We leave the wild beauty of the Rio Paraná and the happy people we met there. There is a nature reserve around the river and I already feel like an adventurer in the jungle.
But that wears off again. Soon we will be driving forever through cultural landscape again. We see cattle farms, corn fields and huge agricultural facilities to our left and right.
We reach the desolate industrial city of Dourados and we spontaneously look for an Airbnb. Again a bad, dusty road leads from the highway into the city and we wonder if the navigation system is crazy. We drive through faceless blocks of small houses and retort settlements surrounded by dust. The Airbnb is supposed to be on the very edge of town, but we are standing by a gate and a security guard who doesn’t know anything and won’t let us in. Especially not with a huge car like ours. He would like to speak to our hostess, but she cannot be reached by phone.
It’s getting dark and we camp with our car at the entrance to the closed commune. Sara is cooking Leon’s dinner when contact is finally made with the hostess and the security guard lets us through. But the man was very helpful despite everything and kept coming to our car to ask if there was anything he could do for us.
The settlement looks like something out of a Stephen King book. One happy house next to the other, with the same happy young families and the same cars. A peaceful but disturbing world.
Our hostess is very nervous and apologizes several times. We are her first guests and she didn’t realize she had activated the ‘instant booking’ feature. which we have used. Who knew there were so many tourists in this dystopian city? At least there are many rules here in the fenced, ideal world. With the size of our car, we are already in violation of one and the hostess asks us to park the car in front of the settlement.

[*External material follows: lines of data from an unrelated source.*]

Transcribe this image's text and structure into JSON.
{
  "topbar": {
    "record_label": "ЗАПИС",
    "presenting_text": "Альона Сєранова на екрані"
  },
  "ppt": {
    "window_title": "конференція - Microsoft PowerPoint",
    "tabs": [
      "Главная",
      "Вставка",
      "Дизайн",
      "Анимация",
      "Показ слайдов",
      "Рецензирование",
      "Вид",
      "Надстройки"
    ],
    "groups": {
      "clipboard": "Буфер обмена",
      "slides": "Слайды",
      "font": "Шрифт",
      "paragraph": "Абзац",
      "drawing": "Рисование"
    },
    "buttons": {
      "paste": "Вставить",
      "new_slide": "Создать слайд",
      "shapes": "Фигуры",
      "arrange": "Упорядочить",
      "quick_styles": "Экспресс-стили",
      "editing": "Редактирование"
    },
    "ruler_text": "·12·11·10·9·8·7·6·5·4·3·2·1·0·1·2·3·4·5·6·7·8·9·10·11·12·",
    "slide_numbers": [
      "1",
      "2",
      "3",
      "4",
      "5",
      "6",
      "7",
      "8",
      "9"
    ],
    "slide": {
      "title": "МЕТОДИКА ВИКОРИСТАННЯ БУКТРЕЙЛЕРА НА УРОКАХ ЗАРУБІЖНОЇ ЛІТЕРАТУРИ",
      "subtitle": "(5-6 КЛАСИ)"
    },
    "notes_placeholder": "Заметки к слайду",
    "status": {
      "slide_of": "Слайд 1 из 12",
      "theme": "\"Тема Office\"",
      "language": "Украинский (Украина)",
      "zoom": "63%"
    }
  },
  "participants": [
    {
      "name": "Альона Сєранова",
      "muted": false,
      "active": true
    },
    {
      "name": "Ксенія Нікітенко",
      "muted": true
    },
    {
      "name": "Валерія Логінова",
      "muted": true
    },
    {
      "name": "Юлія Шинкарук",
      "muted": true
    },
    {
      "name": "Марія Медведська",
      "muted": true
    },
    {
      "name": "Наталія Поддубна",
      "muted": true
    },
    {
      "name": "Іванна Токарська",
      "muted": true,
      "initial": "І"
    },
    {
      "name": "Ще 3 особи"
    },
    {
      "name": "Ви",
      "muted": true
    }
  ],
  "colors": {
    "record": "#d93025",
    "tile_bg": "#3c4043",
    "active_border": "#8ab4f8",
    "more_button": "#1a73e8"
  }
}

But there is no parking space and it is not safe either, so we remain rebels of the idyll.
Then I’m not allowed to block the sidewalk and the volume has to be low, etc. That must be the feeling when you get a plot in the allotment garden and get the list of club rules in the form of a telephone book.
The accommodation is cozy and the area is obviously safe. So far, however, we have not noticed any crime in Brazil. Not a police check lay on our way here.
We’ll take a look inside the city and form our own opinion as to whether it might not hide a secret beauty after all. Does not she. The city was designed on a drawing board and the downtown area houses the usual shops in a checkerboard pattern. There are a few restaurants with butchery charm that serve buffets, but Sara jumps on the subway we see.
There are a few statues depicting famous sons of the city. There seems to be a small exhibition and a nice church on the main square. This square is also the only one that offers Dourados a certain recognition value.
Again, many cars have supporting stickers with Bolsonaro’s likeness on the rear window. I also notice that a lot of people are wearing the national team’s yellow and green shirts. People identify very much with football.
We leave Dourados unimpressed and continue through the landscape of cattle farms and soybean and corn fields and approach Campo Grande – the gateway to the Pantanal.